Work to be completed: Output each entry that follows exactly. Images stay out.

------ Extracted material ------

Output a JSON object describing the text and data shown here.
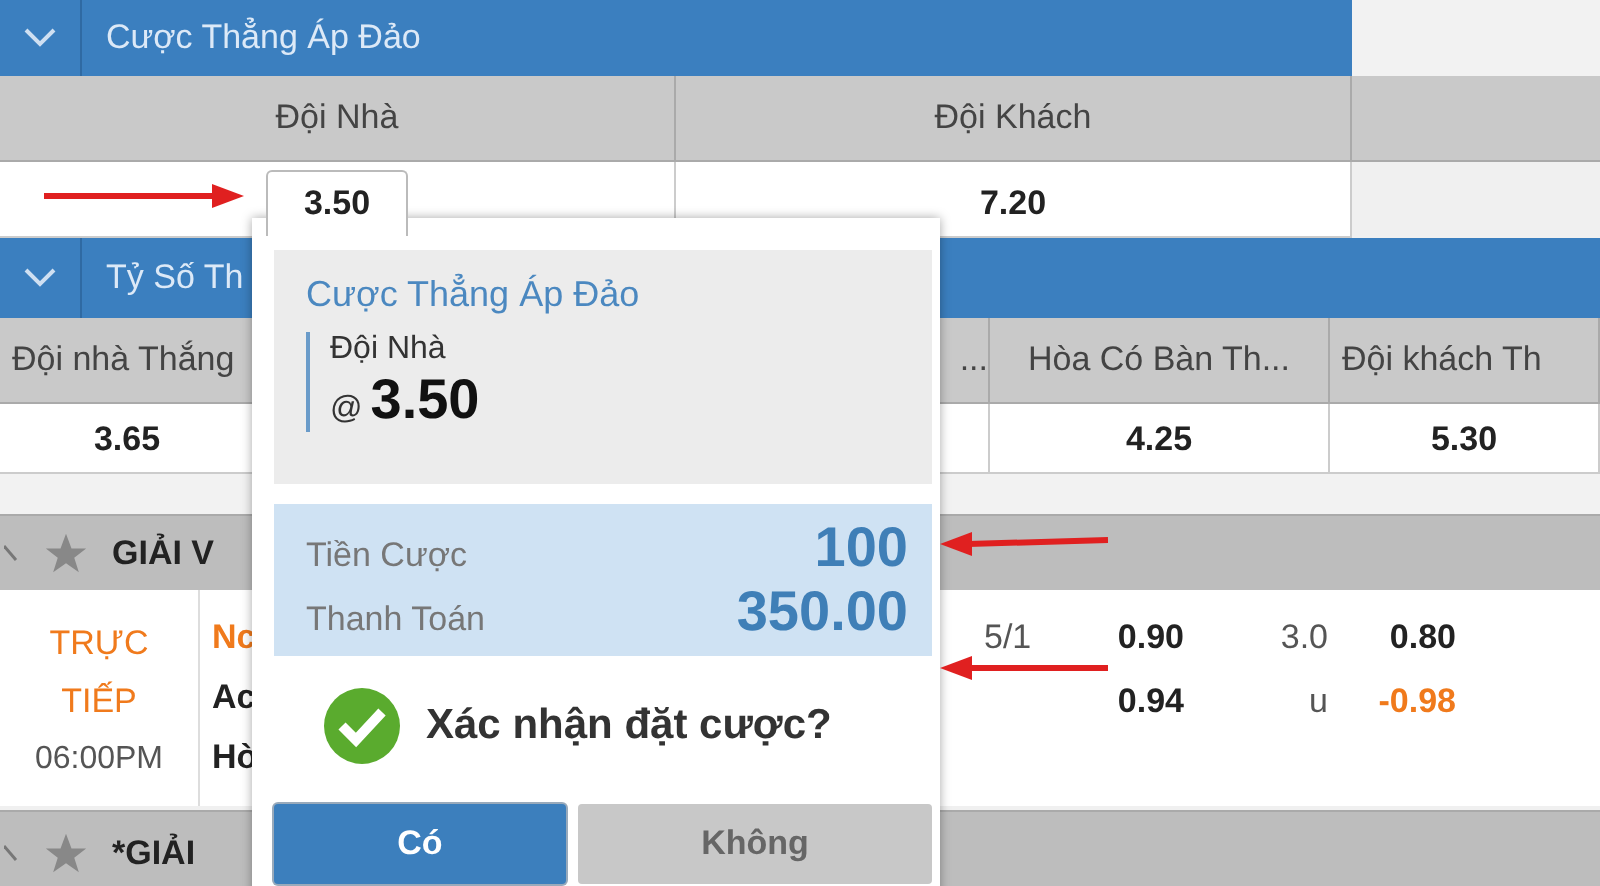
{
  "markets": [
    {
      "title": "Cược Thẳng Áp Đảo",
      "columns": [
        "Đội Nhà",
        "Đội Khách"
      ],
      "odds": [
        {
          "value": "3.50",
          "selected": true
        },
        {
          "value": "7.20",
          "selected": false
        }
      ]
    },
    {
      "title": "Tỷ Số Th",
      "columns": [
        "Đội nhà Thắng",
        "...",
        "Hòa Có Bàn Th...",
        "Đội khách Th"
      ],
      "odds": [
        "3.65",
        "4.25",
        "5.30"
      ]
    }
  ],
  "leagues": [
    {
      "title": "GIẢI V",
      "status": "TRỰC TIẾP",
      "time": "06:00PM",
      "teams": [
        {
          "name": "Nc",
          "highlight": true
        },
        {
          "name": "Ac",
          "highlight": false
        },
        {
          "name": "Hò",
          "highlight": false
        }
      ],
      "lines": [
        {
          "handicap": "5/1",
          "home": "0.90",
          "total": "3.0",
          "over": "0.80",
          "negative": false
        },
        {
          "home": "0.94",
          "total": "u",
          "over": "-0.98",
          "negative": true
        }
      ]
    },
    {
      "title": "*GIẢI"
    }
  ],
  "bet_slip": {
    "title": "Cược Thẳng Áp Đảo",
    "selection": "Đội Nhà",
    "at": "@",
    "odds": "3.50",
    "stake_label": "Tiền Cược",
    "stake": "100",
    "payout_label": "Thanh Toán",
    "payout": "350.00",
    "confirm": "Xác nhận đặt cược?",
    "buttons": [
      {
        "label": "Có",
        "selected": true
      },
      {
        "label": "Không",
        "selected": false
      }
    ]
  }
}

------

Solution for this exercise:
Output a JSON object describing the text and data shown here.
{
  "markets": [
    {
      "title": "Cược Thẳng Áp Đảo",
      "columns": [
        "Đội Nhà",
        "Đội Khách"
      ],
      "odds": [
        {
          "value": "3.50",
          "selected": true
        },
        {
          "value": "7.20",
          "selected": false
        }
      ]
    },
    {
      "title": "Tỷ Số Th",
      "columns": [
        "Đội nhà Thắng",
        "...",
        "Hòa Có Bàn Th...",
        "Đội khách Th"
      ],
      "odds": [
        "3.65",
        "4.25",
        "5.30"
      ]
    }
  ],
  "leagues": [
    {
      "title": "GIẢI V",
      "status": "TRỰC TIẾP",
      "time": "06:00PM",
      "teams": [
        {
          "name": "Nc",
          "highlight": true
        },
        {
          "name": "Ac",
          "highlight": false
        },
        {
          "name": "Hò",
          "highlight": false
        }
      ],
      "lines": [
        {
          "handicap": "5/1",
          "home": "0.90",
          "total": "3.0",
          "over": "0.80",
          "negative": false
        },
        {
          "home": "0.94",
          "total": "u",
          "over": "-0.98",
          "negative": true
        }
      ]
    },
    {
      "title": "*GIẢI"
    }
  ],
  "bet_slip": {
    "title": "Cược Thẳng Áp Đảo",
    "selection": "Đội Nhà",
    "at": "@",
    "odds": "3.50",
    "stake_label": "Tiền Cược",
    "stake": "100",
    "payout_label": "Thanh Toán",
    "payout": "350.00",
    "confirm": "Xác nhận đặt cược?",
    "buttons": [
      {
        "label": "Có",
        "selected": true
      },
      {
        "label": "Không",
        "selected": false
      }
    ]
  }
}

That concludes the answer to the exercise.